Repeat exactly, and only, the lines from the one holding "Extract the structured" through the last line of the records below.

[Opening DATA RECORDS section]

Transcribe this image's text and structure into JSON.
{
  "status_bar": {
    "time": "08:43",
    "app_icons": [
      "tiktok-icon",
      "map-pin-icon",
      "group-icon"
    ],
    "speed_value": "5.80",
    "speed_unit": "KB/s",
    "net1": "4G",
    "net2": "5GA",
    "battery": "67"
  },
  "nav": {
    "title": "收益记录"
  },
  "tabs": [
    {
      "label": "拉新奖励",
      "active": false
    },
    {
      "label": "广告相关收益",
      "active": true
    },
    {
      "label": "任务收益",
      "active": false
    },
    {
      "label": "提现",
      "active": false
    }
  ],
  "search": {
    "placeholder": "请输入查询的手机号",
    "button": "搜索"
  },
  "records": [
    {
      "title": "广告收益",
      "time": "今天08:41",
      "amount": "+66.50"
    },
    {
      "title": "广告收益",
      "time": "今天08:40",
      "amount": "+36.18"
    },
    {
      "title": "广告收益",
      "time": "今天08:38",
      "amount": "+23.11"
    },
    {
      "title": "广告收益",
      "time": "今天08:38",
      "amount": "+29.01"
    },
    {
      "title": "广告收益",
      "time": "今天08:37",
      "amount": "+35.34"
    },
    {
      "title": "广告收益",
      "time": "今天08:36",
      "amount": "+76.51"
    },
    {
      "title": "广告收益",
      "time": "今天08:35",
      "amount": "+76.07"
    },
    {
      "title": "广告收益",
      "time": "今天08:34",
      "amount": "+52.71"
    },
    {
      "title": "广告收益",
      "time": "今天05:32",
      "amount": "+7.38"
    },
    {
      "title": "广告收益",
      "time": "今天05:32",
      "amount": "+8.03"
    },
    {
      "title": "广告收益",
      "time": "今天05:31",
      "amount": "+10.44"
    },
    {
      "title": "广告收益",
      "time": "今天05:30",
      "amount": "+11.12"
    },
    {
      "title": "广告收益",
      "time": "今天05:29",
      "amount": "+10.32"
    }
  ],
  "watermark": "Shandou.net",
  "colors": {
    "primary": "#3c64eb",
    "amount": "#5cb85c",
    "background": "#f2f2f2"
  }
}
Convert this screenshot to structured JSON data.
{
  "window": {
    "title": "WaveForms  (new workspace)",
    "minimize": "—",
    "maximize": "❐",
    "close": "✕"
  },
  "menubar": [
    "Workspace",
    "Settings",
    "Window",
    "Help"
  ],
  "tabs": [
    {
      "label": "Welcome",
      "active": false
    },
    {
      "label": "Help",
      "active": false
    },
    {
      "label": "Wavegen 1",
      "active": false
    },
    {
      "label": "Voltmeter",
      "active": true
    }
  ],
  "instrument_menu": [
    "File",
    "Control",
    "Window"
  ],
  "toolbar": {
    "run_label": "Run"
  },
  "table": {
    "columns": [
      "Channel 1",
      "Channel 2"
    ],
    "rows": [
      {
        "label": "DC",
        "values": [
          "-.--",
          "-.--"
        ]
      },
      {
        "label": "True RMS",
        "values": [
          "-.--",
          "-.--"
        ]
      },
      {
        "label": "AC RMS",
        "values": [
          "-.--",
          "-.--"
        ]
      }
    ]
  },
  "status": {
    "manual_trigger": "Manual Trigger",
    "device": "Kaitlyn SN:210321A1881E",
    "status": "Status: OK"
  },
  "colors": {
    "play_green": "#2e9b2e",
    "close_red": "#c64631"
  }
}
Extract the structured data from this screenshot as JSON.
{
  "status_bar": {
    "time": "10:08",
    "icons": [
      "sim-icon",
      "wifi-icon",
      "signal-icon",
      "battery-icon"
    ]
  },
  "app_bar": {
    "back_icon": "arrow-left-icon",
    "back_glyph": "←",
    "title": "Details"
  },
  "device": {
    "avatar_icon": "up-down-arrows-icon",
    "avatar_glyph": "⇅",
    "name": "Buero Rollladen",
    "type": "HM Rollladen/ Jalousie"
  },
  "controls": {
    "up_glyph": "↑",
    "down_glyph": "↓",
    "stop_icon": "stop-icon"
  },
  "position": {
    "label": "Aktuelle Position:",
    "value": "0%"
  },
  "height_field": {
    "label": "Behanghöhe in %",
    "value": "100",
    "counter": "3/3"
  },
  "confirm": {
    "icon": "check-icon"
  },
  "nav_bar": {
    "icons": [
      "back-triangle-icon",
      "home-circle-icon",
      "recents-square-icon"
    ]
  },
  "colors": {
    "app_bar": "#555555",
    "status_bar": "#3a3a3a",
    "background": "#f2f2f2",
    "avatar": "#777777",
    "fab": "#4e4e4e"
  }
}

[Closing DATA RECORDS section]

» **EXERCISE SOLUTION**
Extract the structured data from this screenshot as JSON.
{
  "status_bar": {
    "time": "10:08",
    "icons": [
      "sim-icon",
      "wifi-icon",
      "signal-icon",
      "battery-icon"
    ]
  },
  "app_bar": {
    "back_icon": "arrow-left-icon",
    "back_glyph": "←",
    "title": "Details"
  },
  "device": {
    "avatar_icon": "up-down-arrows-icon",
    "avatar_glyph": "⇅",
    "name": "Buero Rollladen",
    "type": "HM Rollladen/ Jalousie"
  },
  "controls": {
    "up_glyph": "↑",
    "down_glyph": "↓",
    "stop_icon": "stop-icon"
  },
  "position": {
    "label": "Aktuelle Position:",
    "value": "0%"
  },
  "height_field": {
    "label": "Behanghöhe in %",
    "value": "100",
    "counter": "3/3"
  },
  "confirm": {
    "icon": "check-icon"
  },
  "nav_bar": {
    "icons": [
      "back-triangle-icon",
      "home-circle-icon",
      "recents-square-icon"
    ]
  },
  "colors": {
    "app_bar": "#555555",
    "status_bar": "#3a3a3a",
    "background": "#f2f2f2",
    "avatar": "#777777",
    "fab": "#4e4e4e"
  }
}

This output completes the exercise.